refugees and migrants to provoke division and hatred. It’s important
that we challenge their views head on – pitching myth against reality.
The myth of an over-crowded Britain being “swamped”, against the
reality of a population growing more slowly than most other European
The myth of migrants being “spongers”: compared to the reality that they have played a huge role in driving up economic growth in Britain
in recent years.
We must talk less about “tolerating” migrants and more about enthusiastically embracing them. The NHS would collapse without
Caribbean and South Asian doctors and nurses. So would many of our
Today’s refugees can be tomorrow’s wealth creators.
Deloitte – one of the biggest businesses in the world - was formed by
the grandson of a refugee who arrived here in Hull in the late
eighteenth century, fleeing persecution in the French Revolution.
One of the best ways to change attitudes is to transform our approach
in schools. That is why we are strengthening citizenship lessons, so that
today’s children are at ease with the multi cultural society around them.
The bi-centenary of the abolition of the slave trade must leave a lasting
legacy by inspiring today’s leaders to work together in shaping a better
world.

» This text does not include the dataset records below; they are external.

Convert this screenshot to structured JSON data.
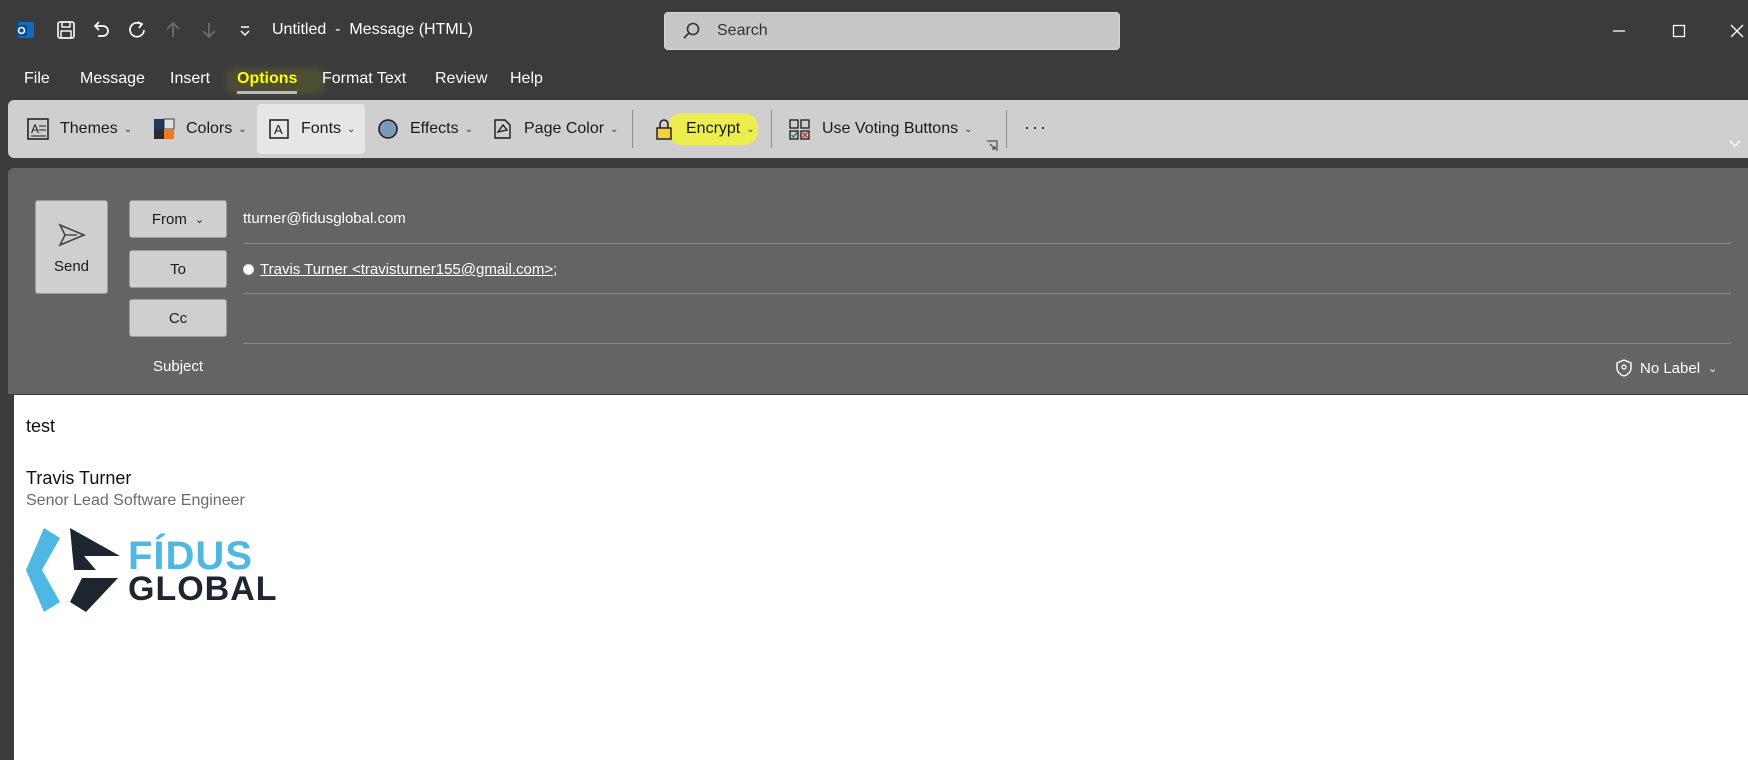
{
  "window": {
    "title": "Untitled  -  Message (HTML)",
    "search_placeholder": "Search"
  },
  "menu": {
    "tabs": [
      {
        "label": "File"
      },
      {
        "label": "Message"
      },
      {
        "label": "Insert"
      },
      {
        "label": "Options",
        "active": true
      },
      {
        "label": "Format Text"
      },
      {
        "label": "Review"
      },
      {
        "label": "Help"
      }
    ]
  },
  "ribbon": {
    "themes": "Themes",
    "colors": "Colors",
    "fonts": "Fonts",
    "effects": "Effects",
    "page_color": "Page Color",
    "encrypt": "Encrypt",
    "voting": "Use Voting Buttons",
    "more": "···"
  },
  "header": {
    "send_label": "Send",
    "from_label": "From",
    "from_value": "tturner@fidusglobal.com",
    "to_label": "To",
    "to_value": "Travis Turner <travisturner155@gmail.com>",
    "to_separator": ";",
    "cc_label": "Cc",
    "subject_label": "Subject",
    "sensitivity_label": "No Label"
  },
  "body": {
    "text": "test",
    "signature_name": "Travis Turner",
    "signature_title": "Senor Lead Software Engineer",
    "logo_word1": "FÍDUS",
    "logo_word2": "GLOBAL"
  },
  "colors": {
    "accent_highlight": "#ffff00",
    "logo_blue": "#4fb7e3",
    "logo_dark": "#1c2530"
  }
}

Finding international solutions to the great issues of the day
climate change, energy security, world trade and the eradication of
We could do no better than to make it our modern day mission to
eradicate the different kind of slavery which remains endemic two
hundred years after Wilberforce’s great achievements.